A trade journal of a still-emerging field, written by Adam Tinworth.

Posts from the London Category

Burned out car

A burned-out car not far from my Lewisham flat, from a photo set by Tom Royal.

A rough night in London, as looters smashed up and burnt high streets all over the capital.

Morning has dawned, with the #riotcleanup hashtag, promoted early on by Dan Thompson, helping people co-ordinate themselves to clean up the damage of the night before. Proof, if you want it, that social media is inherently neutral, and that people can use it for good or ill.

Some links:

Clapham looks shut this morning:

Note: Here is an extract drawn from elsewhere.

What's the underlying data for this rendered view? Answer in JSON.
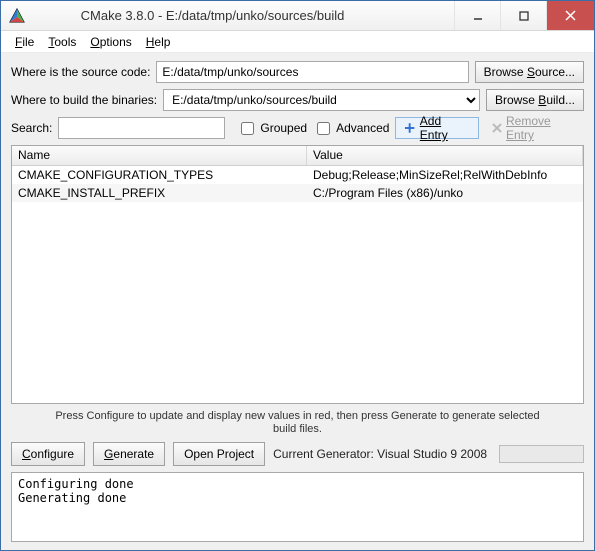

[via @greencourier]

More as I find them.

Update: 10.10am

Eager to get going #clapham #riotcleanup #londonriots on Twitpic

People waiting to join #riotcleanup in Clapham, via Simon Parsons

Update: 10.20am

Update: 10.45am

The Great Harry pub in Woolwich (via @darryl1974)

The Great Harry pub, Woolwich  on Twitpic

Feels like a miracle that no-one’s been killed in the riots yet, especially when you see this:

Update: 12:01pm

There’s been a definite shift away from recording the damage and arranging positive action, into blame-storming and political posturing, which I’m less interested in chronicling.

Here’s a last link for now, channeling the positive vibe of this morning.

Oh, OK. Misleading headline. More actually, London’s mayor went to Westfield’s new Stratford shopping centre to celebrate the topping out of the John Lewis store there. And an EG journalist was there with a Flip Video camera in hand to record Boris Johnson giving a speech at Stratford:

Another way journalists can get more value out of these junkets without much additional effort or cost. Carry the audience with you into the event.

Free, New-Look Evening Standard

And as we move through the paper, it’s all celebrity tat, with a smattering of real news. Gordon Ramsey has a new PR person! Wow! Hold the presses! Some banker has had to knock £22m off his house price. What a shame. Duffy has made thousands from a track? Startling stuff.
This is not a newspaper for me. It’s full of details of the lives of people far richer than me, whom I’m deeply uninterested in, and celeb gossip that’s done better by the magazines. In fact, its content is far too close to that of the evening free sheets for their to be any point in paying for it.
A quick, deeply unscientific poll of the 13 people around me on my train home from Canon Street showed 3 reading the free Standard, 8 reading other free sheets, one reading a book and one reading something on their phone. Not a good omen for tomorrow, when you have to pay for the Standard

Time Out‘s Big Smoke blog makes a valid point about London blogging:

However, if we are looking at north vs south, one thing stands out: when it comes to blogging, the south wins hands down,and the south-east in particular.

As someone who used to be a south-east London blogger (before I got distracted by this whole journalism thing), I couldn’t agree more. However, the 853 blog identifies a key reason why this might be:

The main reason is because this corner of the capital has, frankly been ignored by the rest of the media for decades. The Tube network barely touches it, so it may as well not exist to the kind of closed-minded north/west London media type who gets a nosebleed more than a mile off the Underground system. I get as pissed off as anyone with tedious misrepresentation of south-east London in the media, and most of it’s down to sheer laziness and ignorance. The South London Press (no coverage east of Deptford) aside, local media’s a bit of a joke so it’s quite easy to tell a story that, simply, isn’t being told.

And for us still in the media, that’s something to remember. Because the new breed of publisher – the ones doing it for pure passion, at virtually no cost – will and up wounding us where we’re weakest. Because we’ve neglected parts of our audience, pandered to our own prejudices and missed opportunities.